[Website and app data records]

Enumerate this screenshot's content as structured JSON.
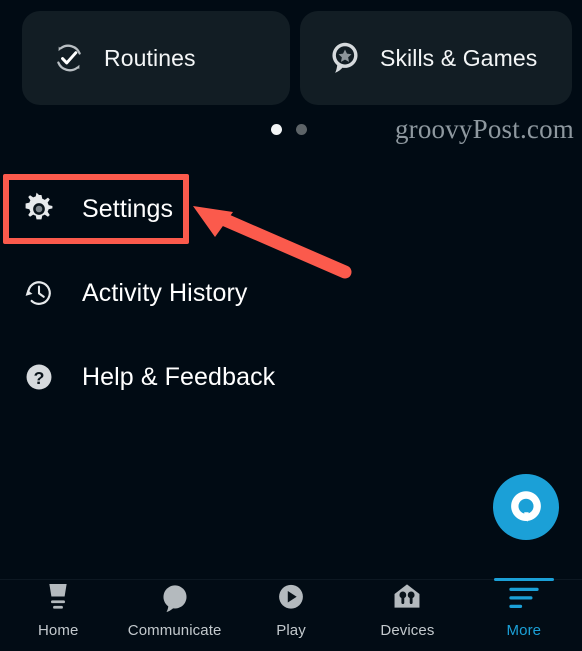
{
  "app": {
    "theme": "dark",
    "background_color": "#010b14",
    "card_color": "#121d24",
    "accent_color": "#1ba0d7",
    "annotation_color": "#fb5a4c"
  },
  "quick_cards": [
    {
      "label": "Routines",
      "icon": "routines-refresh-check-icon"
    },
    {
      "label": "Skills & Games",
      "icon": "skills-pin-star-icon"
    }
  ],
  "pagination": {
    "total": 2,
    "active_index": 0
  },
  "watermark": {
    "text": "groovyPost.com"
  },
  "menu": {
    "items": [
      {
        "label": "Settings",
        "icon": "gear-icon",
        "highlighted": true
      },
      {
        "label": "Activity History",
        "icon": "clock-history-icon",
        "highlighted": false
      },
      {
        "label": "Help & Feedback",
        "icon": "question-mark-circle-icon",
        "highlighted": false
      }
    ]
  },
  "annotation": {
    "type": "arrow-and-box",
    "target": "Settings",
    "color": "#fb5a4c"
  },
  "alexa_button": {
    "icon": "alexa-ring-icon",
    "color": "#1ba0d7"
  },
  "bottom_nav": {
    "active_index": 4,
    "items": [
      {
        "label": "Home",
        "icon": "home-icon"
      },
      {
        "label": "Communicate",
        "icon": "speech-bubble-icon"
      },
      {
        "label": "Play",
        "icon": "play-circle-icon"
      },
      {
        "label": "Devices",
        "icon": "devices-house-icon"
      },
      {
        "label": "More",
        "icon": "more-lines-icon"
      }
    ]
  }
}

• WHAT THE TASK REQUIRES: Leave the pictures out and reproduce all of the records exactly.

• ANSWER TO THIS TASK:
Enumerate this screenshot's content as structured JSON.
{
  "app": {
    "theme": "dark",
    "background_color": "#010b14",
    "card_color": "#121d24",
    "accent_color": "#1ba0d7",
    "annotation_color": "#fb5a4c"
  },
  "quick_cards": [
    {
      "label": "Routines",
      "icon": "routines-refresh-check-icon"
    },
    {
      "label": "Skills & Games",
      "icon": "skills-pin-star-icon"
    }
  ],
  "pagination": {
    "total": 2,
    "active_index": 0
  },
  "watermark": {
    "text": "groovyPost.com"
  },
  "menu": {
    "items": [
      {
        "label": "Settings",
        "icon": "gear-icon",
        "highlighted": true
      },
      {
        "label": "Activity History",
        "icon": "clock-history-icon",
        "highlighted": false
      },
      {
        "label": "Help & Feedback",
        "icon": "question-mark-circle-icon",
        "highlighted": false
      }
    ]
  },
  "annotation": {
    "type": "arrow-and-box",
    "target": "Settings",
    "color": "#fb5a4c"
  },
  "alexa_button": {
    "icon": "alexa-ring-icon",
    "color": "#1ba0d7"
  },
  "bottom_nav": {
    "active_index": 4,
    "items": [
      {
        "label": "Home",
        "icon": "home-icon"
      },
      {
        "label": "Communicate",
        "icon": "speech-bubble-icon"
      },
      {
        "label": "Play",
        "icon": "play-circle-icon"
      },
      {
        "label": "Devices",
        "icon": "devices-house-icon"
      },
      {
        "label": "More",
        "icon": "more-lines-icon"
      }
    ]
  }
}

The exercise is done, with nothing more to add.